#### The problem
Where does the string "installed" occur in the records below? Copy every line that holds it.

#### Data extracts

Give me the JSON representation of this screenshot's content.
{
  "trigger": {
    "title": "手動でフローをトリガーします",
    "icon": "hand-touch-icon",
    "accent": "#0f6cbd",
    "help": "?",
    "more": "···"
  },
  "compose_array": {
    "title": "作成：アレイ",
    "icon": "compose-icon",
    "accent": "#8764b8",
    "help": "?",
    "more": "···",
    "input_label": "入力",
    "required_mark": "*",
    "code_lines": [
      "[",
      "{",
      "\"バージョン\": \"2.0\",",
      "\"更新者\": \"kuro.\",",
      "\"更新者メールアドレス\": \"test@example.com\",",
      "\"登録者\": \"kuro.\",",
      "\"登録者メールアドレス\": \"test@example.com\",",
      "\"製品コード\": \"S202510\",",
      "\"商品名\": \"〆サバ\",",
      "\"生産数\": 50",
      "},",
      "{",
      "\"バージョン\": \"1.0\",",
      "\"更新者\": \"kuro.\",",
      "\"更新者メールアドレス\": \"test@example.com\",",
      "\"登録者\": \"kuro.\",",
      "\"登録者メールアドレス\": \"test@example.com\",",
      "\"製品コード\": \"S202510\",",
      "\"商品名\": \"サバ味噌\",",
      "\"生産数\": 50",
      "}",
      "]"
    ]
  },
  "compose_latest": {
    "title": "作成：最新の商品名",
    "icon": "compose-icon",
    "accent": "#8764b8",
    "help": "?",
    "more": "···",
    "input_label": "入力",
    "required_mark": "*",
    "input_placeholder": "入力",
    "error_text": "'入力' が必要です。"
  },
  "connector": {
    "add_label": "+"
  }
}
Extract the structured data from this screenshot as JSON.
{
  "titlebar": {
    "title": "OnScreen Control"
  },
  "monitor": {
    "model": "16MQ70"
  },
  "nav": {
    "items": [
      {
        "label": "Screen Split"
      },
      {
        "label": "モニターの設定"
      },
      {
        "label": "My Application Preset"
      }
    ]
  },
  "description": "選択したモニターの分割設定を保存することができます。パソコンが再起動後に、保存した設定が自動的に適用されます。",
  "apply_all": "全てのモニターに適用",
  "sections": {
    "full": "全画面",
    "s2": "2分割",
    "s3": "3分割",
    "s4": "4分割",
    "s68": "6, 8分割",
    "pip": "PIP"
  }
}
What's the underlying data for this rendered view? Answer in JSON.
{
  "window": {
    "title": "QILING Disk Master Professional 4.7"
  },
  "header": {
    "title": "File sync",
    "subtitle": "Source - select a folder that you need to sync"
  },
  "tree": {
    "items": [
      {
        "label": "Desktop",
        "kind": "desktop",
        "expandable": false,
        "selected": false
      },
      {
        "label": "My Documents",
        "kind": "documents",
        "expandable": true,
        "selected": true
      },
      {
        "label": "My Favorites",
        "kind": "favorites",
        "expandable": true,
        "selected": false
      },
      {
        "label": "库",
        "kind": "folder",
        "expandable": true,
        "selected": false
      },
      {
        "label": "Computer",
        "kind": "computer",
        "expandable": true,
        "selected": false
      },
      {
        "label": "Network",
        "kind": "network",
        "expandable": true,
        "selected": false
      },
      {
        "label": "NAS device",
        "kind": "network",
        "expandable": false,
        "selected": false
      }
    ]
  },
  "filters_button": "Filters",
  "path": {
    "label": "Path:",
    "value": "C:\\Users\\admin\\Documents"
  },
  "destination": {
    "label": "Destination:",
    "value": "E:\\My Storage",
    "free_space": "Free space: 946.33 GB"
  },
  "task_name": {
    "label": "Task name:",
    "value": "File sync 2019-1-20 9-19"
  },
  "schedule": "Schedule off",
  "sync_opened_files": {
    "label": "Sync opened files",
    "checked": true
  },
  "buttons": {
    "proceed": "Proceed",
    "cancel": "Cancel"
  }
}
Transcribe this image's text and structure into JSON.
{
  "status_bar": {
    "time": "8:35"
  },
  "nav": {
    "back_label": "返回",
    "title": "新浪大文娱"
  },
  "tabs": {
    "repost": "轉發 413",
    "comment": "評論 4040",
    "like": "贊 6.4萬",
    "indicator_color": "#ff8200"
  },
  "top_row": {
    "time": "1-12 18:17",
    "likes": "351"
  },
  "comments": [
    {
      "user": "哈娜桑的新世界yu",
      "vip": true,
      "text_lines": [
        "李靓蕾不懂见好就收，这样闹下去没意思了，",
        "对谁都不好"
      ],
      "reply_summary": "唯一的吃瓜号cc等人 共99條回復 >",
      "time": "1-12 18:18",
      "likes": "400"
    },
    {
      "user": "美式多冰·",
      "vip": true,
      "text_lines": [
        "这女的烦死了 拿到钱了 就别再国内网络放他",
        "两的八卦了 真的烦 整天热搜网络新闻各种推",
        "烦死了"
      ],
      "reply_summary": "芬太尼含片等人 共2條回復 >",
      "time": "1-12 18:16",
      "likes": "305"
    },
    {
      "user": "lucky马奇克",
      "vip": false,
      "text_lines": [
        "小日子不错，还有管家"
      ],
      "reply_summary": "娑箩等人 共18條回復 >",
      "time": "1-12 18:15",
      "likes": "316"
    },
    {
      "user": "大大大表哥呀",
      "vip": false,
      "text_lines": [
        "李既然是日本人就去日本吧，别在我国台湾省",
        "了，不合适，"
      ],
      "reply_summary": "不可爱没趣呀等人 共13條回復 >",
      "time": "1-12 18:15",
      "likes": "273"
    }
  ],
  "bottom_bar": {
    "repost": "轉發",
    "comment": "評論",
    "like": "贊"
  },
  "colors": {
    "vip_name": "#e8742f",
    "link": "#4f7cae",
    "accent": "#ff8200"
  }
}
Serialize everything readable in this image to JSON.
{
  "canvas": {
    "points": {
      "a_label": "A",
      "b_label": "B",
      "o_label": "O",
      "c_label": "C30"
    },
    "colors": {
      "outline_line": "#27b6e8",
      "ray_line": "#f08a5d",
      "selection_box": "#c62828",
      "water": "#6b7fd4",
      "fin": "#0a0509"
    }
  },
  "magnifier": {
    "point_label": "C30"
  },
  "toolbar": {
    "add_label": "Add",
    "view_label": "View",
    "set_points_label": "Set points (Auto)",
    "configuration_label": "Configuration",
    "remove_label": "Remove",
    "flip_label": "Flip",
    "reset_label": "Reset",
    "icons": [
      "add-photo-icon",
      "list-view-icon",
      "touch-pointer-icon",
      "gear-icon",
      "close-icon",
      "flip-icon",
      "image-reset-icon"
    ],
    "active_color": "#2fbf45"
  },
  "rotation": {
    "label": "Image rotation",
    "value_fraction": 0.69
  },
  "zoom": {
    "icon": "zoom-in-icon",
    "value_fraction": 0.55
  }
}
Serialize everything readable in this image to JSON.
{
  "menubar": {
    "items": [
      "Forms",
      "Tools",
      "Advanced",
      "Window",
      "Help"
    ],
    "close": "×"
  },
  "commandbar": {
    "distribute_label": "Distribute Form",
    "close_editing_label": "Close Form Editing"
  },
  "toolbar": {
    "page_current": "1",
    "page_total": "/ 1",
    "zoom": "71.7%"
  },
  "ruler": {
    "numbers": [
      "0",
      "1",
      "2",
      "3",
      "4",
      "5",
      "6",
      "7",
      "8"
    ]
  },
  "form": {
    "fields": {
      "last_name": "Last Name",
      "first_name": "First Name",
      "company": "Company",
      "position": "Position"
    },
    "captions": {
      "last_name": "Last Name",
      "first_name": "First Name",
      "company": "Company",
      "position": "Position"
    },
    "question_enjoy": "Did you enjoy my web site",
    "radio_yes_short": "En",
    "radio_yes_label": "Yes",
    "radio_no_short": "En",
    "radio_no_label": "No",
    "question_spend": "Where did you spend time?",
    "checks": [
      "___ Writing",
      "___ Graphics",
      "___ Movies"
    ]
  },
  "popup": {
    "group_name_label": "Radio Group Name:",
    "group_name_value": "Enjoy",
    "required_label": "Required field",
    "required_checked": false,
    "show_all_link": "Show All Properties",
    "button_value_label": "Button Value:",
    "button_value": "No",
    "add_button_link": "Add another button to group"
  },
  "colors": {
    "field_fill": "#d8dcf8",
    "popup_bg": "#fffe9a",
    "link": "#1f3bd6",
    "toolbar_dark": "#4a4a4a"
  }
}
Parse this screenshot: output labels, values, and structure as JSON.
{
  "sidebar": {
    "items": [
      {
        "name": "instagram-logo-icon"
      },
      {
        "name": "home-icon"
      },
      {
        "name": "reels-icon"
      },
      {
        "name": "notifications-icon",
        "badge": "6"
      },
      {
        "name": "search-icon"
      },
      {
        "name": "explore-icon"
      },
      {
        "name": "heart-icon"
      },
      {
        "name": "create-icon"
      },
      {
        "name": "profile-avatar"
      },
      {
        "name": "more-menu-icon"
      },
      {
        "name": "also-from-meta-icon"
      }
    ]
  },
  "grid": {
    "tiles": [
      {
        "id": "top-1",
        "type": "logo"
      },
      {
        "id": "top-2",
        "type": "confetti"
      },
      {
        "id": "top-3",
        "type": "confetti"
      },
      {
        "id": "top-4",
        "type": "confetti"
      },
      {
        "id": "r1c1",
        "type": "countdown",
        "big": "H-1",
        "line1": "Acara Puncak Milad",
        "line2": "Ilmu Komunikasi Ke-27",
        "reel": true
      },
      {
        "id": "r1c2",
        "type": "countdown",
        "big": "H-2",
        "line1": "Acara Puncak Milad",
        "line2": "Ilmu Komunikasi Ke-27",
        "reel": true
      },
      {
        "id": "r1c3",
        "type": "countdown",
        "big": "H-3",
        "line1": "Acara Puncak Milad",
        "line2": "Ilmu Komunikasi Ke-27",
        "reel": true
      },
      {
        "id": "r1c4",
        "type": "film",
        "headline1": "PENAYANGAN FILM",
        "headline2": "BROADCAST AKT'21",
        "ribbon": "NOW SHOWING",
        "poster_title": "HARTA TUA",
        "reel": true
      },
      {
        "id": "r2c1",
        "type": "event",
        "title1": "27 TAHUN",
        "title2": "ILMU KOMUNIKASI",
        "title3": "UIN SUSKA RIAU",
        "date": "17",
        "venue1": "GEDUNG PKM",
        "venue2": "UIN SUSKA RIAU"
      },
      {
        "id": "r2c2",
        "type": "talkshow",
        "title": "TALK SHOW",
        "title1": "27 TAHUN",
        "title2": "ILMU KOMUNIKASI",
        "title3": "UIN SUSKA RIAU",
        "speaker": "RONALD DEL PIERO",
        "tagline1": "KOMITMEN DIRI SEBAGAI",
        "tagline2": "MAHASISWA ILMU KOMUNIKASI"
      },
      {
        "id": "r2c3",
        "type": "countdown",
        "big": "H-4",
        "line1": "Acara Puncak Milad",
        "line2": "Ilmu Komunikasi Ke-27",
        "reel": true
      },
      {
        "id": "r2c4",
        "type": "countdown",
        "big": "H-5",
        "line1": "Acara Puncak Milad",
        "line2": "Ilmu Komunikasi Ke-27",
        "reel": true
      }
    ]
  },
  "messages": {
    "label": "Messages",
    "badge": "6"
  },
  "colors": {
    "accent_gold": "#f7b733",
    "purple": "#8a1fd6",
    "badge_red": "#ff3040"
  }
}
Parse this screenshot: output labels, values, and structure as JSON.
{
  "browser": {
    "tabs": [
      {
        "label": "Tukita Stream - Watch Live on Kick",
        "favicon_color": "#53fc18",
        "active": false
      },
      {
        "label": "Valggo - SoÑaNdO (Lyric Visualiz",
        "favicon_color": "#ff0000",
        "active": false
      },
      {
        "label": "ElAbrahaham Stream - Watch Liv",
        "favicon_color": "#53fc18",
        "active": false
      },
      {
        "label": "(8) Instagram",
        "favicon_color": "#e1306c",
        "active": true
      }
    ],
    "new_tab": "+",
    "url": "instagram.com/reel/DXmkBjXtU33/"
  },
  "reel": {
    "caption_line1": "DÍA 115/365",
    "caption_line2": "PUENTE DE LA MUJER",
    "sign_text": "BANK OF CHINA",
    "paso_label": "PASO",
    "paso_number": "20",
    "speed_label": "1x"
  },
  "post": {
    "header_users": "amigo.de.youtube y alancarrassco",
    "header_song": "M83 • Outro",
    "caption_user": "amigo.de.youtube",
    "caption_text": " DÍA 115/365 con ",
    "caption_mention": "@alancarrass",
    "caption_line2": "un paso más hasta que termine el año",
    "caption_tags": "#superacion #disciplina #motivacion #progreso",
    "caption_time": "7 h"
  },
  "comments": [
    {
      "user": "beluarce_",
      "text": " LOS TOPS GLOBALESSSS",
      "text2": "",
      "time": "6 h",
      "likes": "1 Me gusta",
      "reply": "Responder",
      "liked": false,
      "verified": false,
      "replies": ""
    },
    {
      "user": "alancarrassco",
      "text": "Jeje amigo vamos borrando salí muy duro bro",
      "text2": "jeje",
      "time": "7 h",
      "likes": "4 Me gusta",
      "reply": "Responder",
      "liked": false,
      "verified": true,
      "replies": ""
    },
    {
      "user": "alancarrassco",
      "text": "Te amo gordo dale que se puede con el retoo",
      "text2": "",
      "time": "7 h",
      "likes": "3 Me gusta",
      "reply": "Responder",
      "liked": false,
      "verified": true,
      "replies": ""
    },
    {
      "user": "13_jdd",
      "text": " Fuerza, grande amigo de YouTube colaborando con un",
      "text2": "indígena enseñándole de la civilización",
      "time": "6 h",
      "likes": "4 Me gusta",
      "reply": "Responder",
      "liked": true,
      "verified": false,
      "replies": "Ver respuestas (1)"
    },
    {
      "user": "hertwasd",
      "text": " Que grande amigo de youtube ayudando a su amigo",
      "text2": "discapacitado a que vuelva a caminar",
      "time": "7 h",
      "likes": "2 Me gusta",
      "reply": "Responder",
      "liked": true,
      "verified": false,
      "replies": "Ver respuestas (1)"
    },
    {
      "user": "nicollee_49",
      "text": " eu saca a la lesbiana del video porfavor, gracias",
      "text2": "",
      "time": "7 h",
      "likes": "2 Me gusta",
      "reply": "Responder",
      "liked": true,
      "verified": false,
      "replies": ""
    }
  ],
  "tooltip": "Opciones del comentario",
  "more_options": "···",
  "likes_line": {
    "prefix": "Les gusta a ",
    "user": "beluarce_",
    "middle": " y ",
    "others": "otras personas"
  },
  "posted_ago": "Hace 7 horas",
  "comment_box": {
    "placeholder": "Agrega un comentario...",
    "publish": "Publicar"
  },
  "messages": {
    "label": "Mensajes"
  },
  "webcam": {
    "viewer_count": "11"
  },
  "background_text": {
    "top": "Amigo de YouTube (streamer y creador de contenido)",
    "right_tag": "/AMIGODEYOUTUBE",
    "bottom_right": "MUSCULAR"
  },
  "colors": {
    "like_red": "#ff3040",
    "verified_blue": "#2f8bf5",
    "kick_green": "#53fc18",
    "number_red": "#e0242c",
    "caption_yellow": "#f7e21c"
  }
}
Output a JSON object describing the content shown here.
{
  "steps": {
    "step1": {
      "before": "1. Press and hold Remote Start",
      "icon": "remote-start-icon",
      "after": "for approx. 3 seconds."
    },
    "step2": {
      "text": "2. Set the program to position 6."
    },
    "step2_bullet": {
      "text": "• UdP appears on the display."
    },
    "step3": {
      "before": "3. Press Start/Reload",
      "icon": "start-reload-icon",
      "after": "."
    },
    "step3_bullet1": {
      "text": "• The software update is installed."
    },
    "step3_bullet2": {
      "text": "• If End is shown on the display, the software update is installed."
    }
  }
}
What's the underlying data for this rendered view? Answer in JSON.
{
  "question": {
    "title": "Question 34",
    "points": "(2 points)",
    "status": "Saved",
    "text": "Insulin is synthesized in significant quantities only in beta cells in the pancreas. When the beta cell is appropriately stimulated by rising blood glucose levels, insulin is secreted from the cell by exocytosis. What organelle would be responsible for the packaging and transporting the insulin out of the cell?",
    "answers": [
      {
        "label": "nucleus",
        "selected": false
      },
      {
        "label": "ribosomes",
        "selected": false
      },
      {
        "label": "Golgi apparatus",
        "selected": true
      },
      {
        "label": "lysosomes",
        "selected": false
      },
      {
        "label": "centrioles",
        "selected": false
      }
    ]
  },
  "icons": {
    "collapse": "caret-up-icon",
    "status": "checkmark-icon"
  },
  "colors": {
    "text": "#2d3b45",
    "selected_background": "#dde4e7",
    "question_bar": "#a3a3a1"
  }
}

#### Solution to this exercise
      "text": "• The software update is installed."
      "text": "• If End is shown on the display, the software update is installed."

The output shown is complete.